The third one is about the variant of the characters. Most of the rare characters are of this category. In the old time, there wasn’t a standard for the Chinese characters. People used different ways to write a character and some of them were later accepted as orthodox, while the others were regarded as “non standard”. Some were considered as errors and others were considered as variants. Most Chinese characters have variants and most rare characters you can find in classical Chinese works are actually the variant of another character. The variant characters basically double if not triple the number of Chinese characters.
The last one is people’s name. Many people created their own character to name their children. You can’t stop people doing this. It is only after we enter the digital time that Chinese people stop inventing new characters for their children. I believe there are thousands if not more of this kind of characters.

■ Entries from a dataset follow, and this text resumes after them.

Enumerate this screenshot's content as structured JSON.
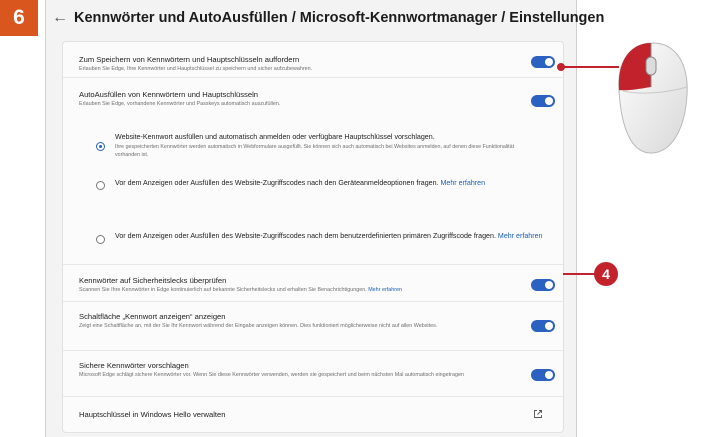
{
  "step_number": "6",
  "callout_number": "4",
  "window": {
    "title": "Kennwörter und AutoAusfüllen / Microsoft-Kennwortmanager / Einstellungen",
    "back_icon": "arrow-left-icon"
  },
  "settings": {
    "save_prompt": {
      "title": "Zum Speichern von Kennwörtern und Hauptschlüsseln auffordern",
      "desc": "Erlauben Sie Edge, Ihre Kennwörter und Hauptschlüssel zu speichern und sicher aufzubewahren.",
      "enabled": true
    },
    "autofill": {
      "title": "AutoAusfüllen von Kennwörtern und Hauptschlüsseln",
      "desc": "Erlauben Sie Edge, vorhandene Kennwörter und Passkeys automatisch auszufüllen.",
      "enabled": true
    },
    "options": [
      {
        "text": "Website-Kennwort ausfüllen und automatisch anmelden oder verfügbare Hauptschlüssel vorschlagen.",
        "desc": "Ihre gespeicherten Kennwörter werden automatisch in Webformulare ausgefüllt. Sie können sich auch automatisch bei Websites anmelden, auf denen diese Funktionalität vorhanden ist.",
        "selected": true
      },
      {
        "text": "Vor dem Anzeigen oder Ausfüllen des Website-Zugriffscodes nach den Geräteanmeldeoptionen fragen.",
        "link": "Mehr erfahren",
        "selected": false
      },
      {
        "text": "Vor dem Anzeigen oder Ausfüllen des Website-Zugriffscodes nach dem benutzerdefinierten primären Zugriffscode fragen.",
        "link": "Mehr erfahren",
        "selected": false
      }
    ],
    "leak_check": {
      "title": "Kennwörter auf Sicherheitslecks überprüfen",
      "desc": "Scannen Sie Ihre Kennwörter in Edge kontinuierlich auf bekannte Sicherheitslecks und erhalten Sie Benachrichtigungen.",
      "link": "Mehr erfahren",
      "enabled": true
    },
    "reveal_button": {
      "title": "Schaltfläche „Kennwort anzeigen“ anzeigen",
      "desc": "Zeigt eine Schaltfläche an, mit der Sie Ihr Kennwort während der Eingabe anzeigen können. Dies funktioniert möglicherweise nicht auf allen Websites.",
      "enabled": true
    },
    "suggest_strong": {
      "title": "Sichere Kennwörter vorschlagen",
      "desc": "Microsoft Edge schlägt sichere Kennwörter vor. Wenn Sie diese Kennwörter verwenden, werden sie gespeichert und beim nächsten Mal automatisch eingetragen",
      "enabled": true
    },
    "hello": {
      "title": "Hauptschlüssel in Windows Hello verwalten",
      "icon": "external-link-icon"
    }
  },
  "colors": {
    "step_badge": "#d9571f",
    "toggle_on": "#2b62c1",
    "callout": "#c2222c",
    "link": "#1a5fb4"
  }
}
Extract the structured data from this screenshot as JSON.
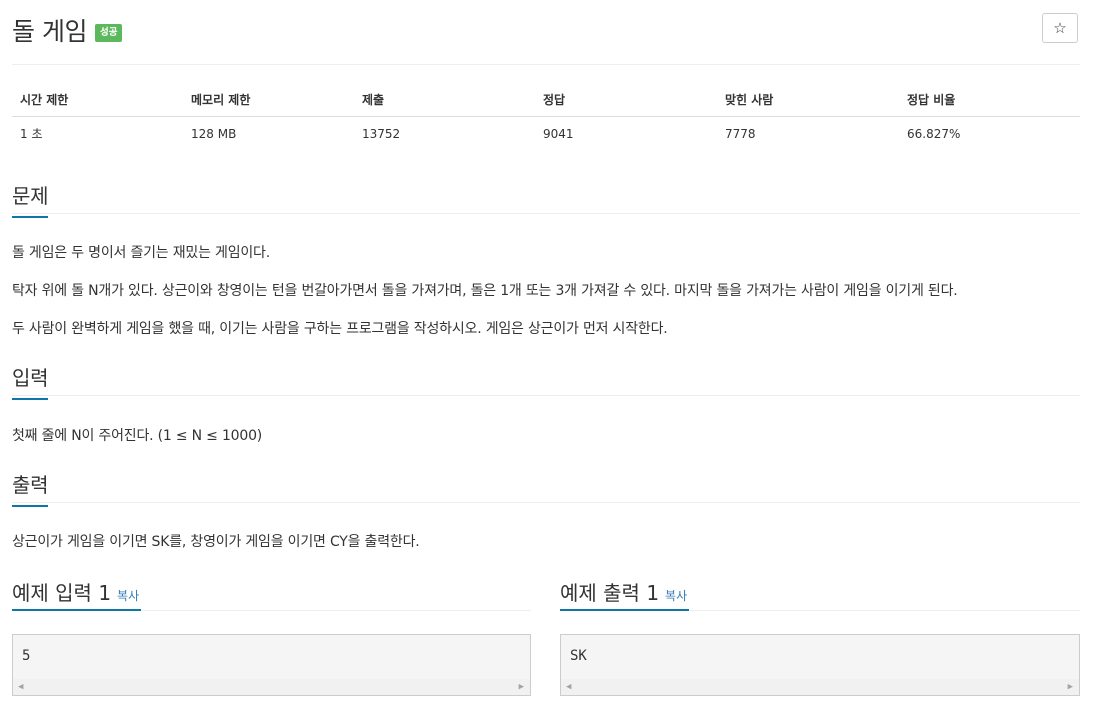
{
  "problem": {
    "title": "돌 게임",
    "result_badge": "성공",
    "star_symbol": "☆"
  },
  "info": {
    "headers": [
      "시간 제한",
      "메모리 제한",
      "제출",
      "정답",
      "맞힌 사람",
      "정답 비율"
    ],
    "values": [
      "1 초",
      "128 MB",
      "13752",
      "9041",
      "7778",
      "66.827%"
    ]
  },
  "sections": {
    "problem_heading": "문제",
    "problem_text": [
      "돌 게임은 두 명이서 즐기는 재밌는 게임이다.",
      "탁자 위에 돌 N개가 있다. 상근이와 창영이는 턴을 번갈아가면서 돌을 가져가며, 돌은 1개 또는 3개 가져갈 수 있다. 마지막 돌을 가져가는 사람이 게임을 이기게 된다.",
      "두 사람이 완벽하게 게임을 했을 때, 이기는 사람을 구하는 프로그램을 작성하시오. 게임은 상근이가 먼저 시작한다."
    ],
    "input_heading": "입력",
    "input_text": "첫째 줄에 N이 주어진다. (1 ≤ N ≤ 1000)",
    "output_heading": "출력",
    "output_text": "상근이가 게임을 이기면 SK를, 창영이가 게임을 이기면 CY을 출력한다."
  },
  "examples": {
    "input_title": "예제 입력 1",
    "output_title": "예제 출력 1",
    "copy_label": "복사",
    "input_value": "5",
    "output_value": "SK"
  },
  "colors": {
    "accent": "#0e76a8",
    "success": "#5cb85c",
    "link": "#337ab7"
  }
}
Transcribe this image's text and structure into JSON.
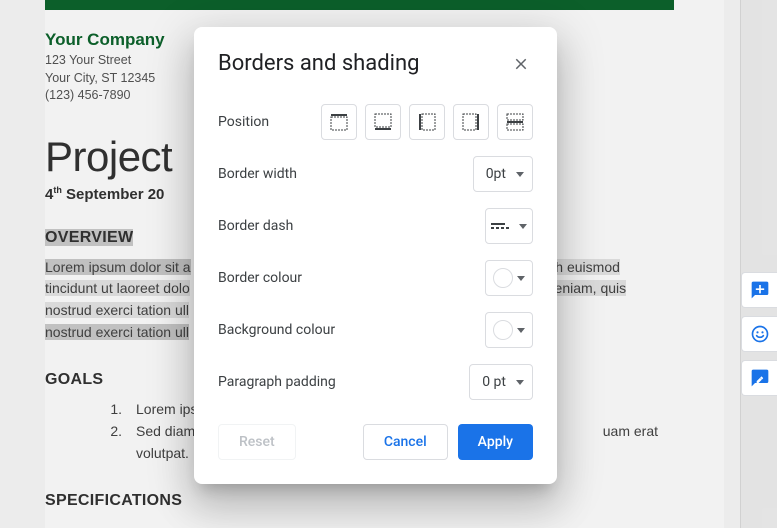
{
  "document": {
    "company_name": "Your Company",
    "addr_line1": "123 Your Street",
    "addr_line2": "Your City, ST 12345",
    "addr_line3": "(123) 456-7890",
    "title": "Project",
    "date_html": "4th September 20",
    "overview_heading": "OVERVIEW",
    "overview_part1": "Lorem ipsum dolor sit a",
    "overview_part2": "h euismod tincidunt ut laoreet dolo",
    "overview_part3": "eniam, quis nostrud exerci tation ull",
    "goals_heading": "GOALS",
    "goal1": "Lorem ipsum do",
    "goal1_num": "1.",
    "goal2_num": "2.",
    "goal2_a": "Sed diam nonun",
    "goal2_b": "uam erat volutpat.",
    "specs_heading": "SPECIFICATIONS"
  },
  "modal": {
    "title": "Borders and shading",
    "labels": {
      "position": "Position",
      "border_width": "Border width",
      "border_dash": "Border dash",
      "border_colour": "Border colour",
      "background_colour": "Background colour",
      "paragraph_padding": "Paragraph padding"
    },
    "values": {
      "border_width": "0pt",
      "paragraph_padding": "0 pt"
    },
    "buttons": {
      "reset": "Reset",
      "cancel": "Cancel",
      "apply": "Apply"
    },
    "position_options": [
      "top",
      "bottom",
      "left",
      "right",
      "between"
    ]
  }
}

So you see: 4 categories.
- Common characters, around 6,000
- Specific characters, 15,000–20,000
- Variants, around 30,000–45,000
- Invented for names, around 8,000–10,000
This is probably the making of the Chinese characters that have ever been written in the book (around 80,000 ?). You only need to
- learn the 6,000 common ones and
- buy a dictionary to check for the 2nd category
and it’s enough for you to travel in Chinese Classical works!
One thing I forget: The meaning of characters have changed over time, especially the common ones. So, if you are reading very ancient works, you need to learn the “old meanings” of the common characters. For example, 走 means “to walk” today but “to run” or “to flee” in the old days!
Let’s take some examples to check what you need as “extra characters” to read Classical Chinese works:
1, All men are brothers (水浒传):
This is a popular novel so it’s quite easy. There are only 2 “difficult” characters: 廨 and 捋. You look them up in the dictionary: 廨 means the government office in the old time. 廨宇 means the rooms in the government office. 捋 is a specific verb that means caressing along a long object like an arm or one’s beard. 捋虎须 is still used today. It is literally “caressing the tiger’s beard”, which means “seeking trouble with someone tough”.
2, Zizhi Tongjian (资治通鉴)
This is hard enough. This kind of books is what you read when do researches in Classic Chinese. But what do you need as knowledge of characters? Not really much more from the 6,000 modrn common ones. Maybe the 勣 in 李世勣 and the 苾 in 契苾何力, which is the name of a Turk (so…). The 廩 might be difficult for some people. It’s the government’s barn.
3, The Book of Songs (诗经)
This is super hardcore Classic. This text was about 2800 years from now and it was the ode the King of Zhou sang in the shrine when the autumn harvest work was done. If you can read this without much need of a dictionary I have to thumb up for you. Many characters in this text are in the 2nd catagory, like 芟, 柞, 耦, 徂, 隰, 畛, 嗿, 饁, etc. They are all very specific words and are not used today. You need to heavily rely on your dictionary. But if you are already in this phase, I should say I need to learn more from you now!